What needs to be done
Every entry must be reproduced word for word.

Input material
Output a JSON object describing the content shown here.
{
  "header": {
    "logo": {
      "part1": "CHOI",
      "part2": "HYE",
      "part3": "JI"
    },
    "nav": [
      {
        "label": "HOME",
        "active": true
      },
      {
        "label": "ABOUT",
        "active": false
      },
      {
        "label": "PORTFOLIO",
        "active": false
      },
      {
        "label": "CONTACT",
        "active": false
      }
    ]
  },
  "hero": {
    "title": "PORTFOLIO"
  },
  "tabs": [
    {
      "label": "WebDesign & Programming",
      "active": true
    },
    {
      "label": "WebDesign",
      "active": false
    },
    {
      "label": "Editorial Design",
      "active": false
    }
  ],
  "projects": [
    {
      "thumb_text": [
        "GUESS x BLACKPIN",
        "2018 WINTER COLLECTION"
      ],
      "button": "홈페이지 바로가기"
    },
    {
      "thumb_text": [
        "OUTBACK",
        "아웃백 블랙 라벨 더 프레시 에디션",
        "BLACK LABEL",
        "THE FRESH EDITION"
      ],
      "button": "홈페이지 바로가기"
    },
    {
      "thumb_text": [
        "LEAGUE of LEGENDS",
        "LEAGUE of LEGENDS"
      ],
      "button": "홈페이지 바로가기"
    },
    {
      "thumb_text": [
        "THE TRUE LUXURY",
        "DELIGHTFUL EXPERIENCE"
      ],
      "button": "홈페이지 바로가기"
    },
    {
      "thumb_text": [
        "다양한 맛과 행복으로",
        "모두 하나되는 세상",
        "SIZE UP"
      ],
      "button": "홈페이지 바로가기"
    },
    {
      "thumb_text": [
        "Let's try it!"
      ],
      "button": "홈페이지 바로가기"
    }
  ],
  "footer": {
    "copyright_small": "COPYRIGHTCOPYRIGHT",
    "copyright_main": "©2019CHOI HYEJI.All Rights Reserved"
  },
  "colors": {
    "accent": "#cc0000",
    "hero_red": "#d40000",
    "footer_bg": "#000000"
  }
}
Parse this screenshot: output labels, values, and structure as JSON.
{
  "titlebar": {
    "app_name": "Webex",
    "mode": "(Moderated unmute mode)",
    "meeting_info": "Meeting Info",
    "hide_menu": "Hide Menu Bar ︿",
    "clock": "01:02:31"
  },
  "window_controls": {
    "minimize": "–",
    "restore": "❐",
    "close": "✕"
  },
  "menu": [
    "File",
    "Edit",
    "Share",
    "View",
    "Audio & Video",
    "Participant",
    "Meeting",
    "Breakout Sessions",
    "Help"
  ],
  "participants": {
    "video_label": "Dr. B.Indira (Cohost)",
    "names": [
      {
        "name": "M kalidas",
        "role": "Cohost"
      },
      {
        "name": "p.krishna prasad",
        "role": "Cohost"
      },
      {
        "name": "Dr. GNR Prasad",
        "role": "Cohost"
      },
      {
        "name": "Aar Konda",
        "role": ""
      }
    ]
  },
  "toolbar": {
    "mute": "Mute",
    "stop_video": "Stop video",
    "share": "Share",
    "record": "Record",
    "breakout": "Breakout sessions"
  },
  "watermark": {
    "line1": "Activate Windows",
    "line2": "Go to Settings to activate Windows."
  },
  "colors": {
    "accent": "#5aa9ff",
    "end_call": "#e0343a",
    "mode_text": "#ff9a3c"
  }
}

Completed exercise
Output a JSON object describing the content shown here.
{
  "header": {
    "logo": {
      "part1": "CHOI",
      "part2": "HYE",
      "part3": "JI"
    },
    "nav": [
      {
        "label": "HOME",
        "active": true
      },
      {
        "label": "ABOUT",
        "active": false
      },
      {
        "label": "PORTFOLIO",
        "active": false
      },
      {
        "label": "CONTACT",
        "active": false
      }
    ]
  },
  "hero": {
    "title": "PORTFOLIO"
  },
  "tabs": [
    {
      "label": "WebDesign & Programming",
      "active": true
    },
    {
      "label": "WebDesign",
      "active": false
    },
    {
      "label": "Editorial Design",
      "active": false
    }
  ],
  "projects": [
    {
      "thumb_text": [
        "GUESS x BLACKPIN",
        "2018 WINTER COLLECTION"
      ],
      "button": "홈페이지 바로가기"
    },
    {
      "thumb_text": [
        "OUTBACK",
        "아웃백 블랙 라벨 더 프레시 에디션",
        "BLACK LABEL",
        "THE FRESH EDITION"
      ],
      "button": "홈페이지 바로가기"
    },
    {
      "thumb_text": [
        "LEAGUE of LEGENDS",
        "LEAGUE of LEGENDS"
      ],
      "button": "홈페이지 바로가기"
    },
    {
      "thumb_text": [
        "THE TRUE LUXURY",
        "DELIGHTFUL EXPERIENCE"
      ],
      "button": "홈페이지 바로가기"
    },
    {
      "thumb_text": [
        "다양한 맛과 행복으로",
        "모두 하나되는 세상",
        "SIZE UP"
      ],
      "button": "홈페이지 바로가기"
    },
    {
      "thumb_text": [
        "Let's try it!"
      ],
      "button": "홈페이지 바로가기"
    }
  ],
  "footer": {
    "copyright_small": "COPYRIGHTCOPYRIGHT",
    "copyright_main": "©2019CHOI HYEJI.All Rights Reserved"
  },
  "colors": {
    "accent": "#cc0000",
    "hero_red": "#d40000",
    "footer_bg": "#000000"
  }
}
Parse this screenshot: output labels, values, and structure as JSON.
{
  "titlebar": {
    "app_name": "Webex",
    "mode": "(Moderated unmute mode)",
    "meeting_info": "Meeting Info",
    "hide_menu": "Hide Menu Bar ︿",
    "clock": "01:02:31"
  },
  "window_controls": {
    "minimize": "–",
    "restore": "❐",
    "close": "✕"
  },
  "menu": [
    "File",
    "Edit",
    "Share",
    "View",
    "Audio & Video",
    "Participant",
    "Meeting",
    "Breakout Sessions",
    "Help"
  ],
  "participants": {
    "video_label": "Dr. B.Indira (Cohost)",
    "names": [
      {
        "name": "M kalidas",
        "role": "Cohost"
      },
      {
        "name": "p.krishna prasad",
        "role": "Cohost"
      },
      {
        "name": "Dr. GNR Prasad",
        "role": "Cohost"
      },
      {
        "name": "Aar Konda",
        "role": ""
      }
    ]
  },
  "toolbar": {
    "mute": "Mute",
    "stop_video": "Stop video",
    "share": "Share",
    "record": "Record",
    "breakout": "Breakout sessions"
  },
  "watermark": {
    "line1": "Activate Windows",
    "line2": "Go to Settings to activate Windows."
  },
  "colors": {
    "accent": "#5aa9ff",
    "end_call": "#e0343a",
    "mode_text": "#ff9a3c"
  }
}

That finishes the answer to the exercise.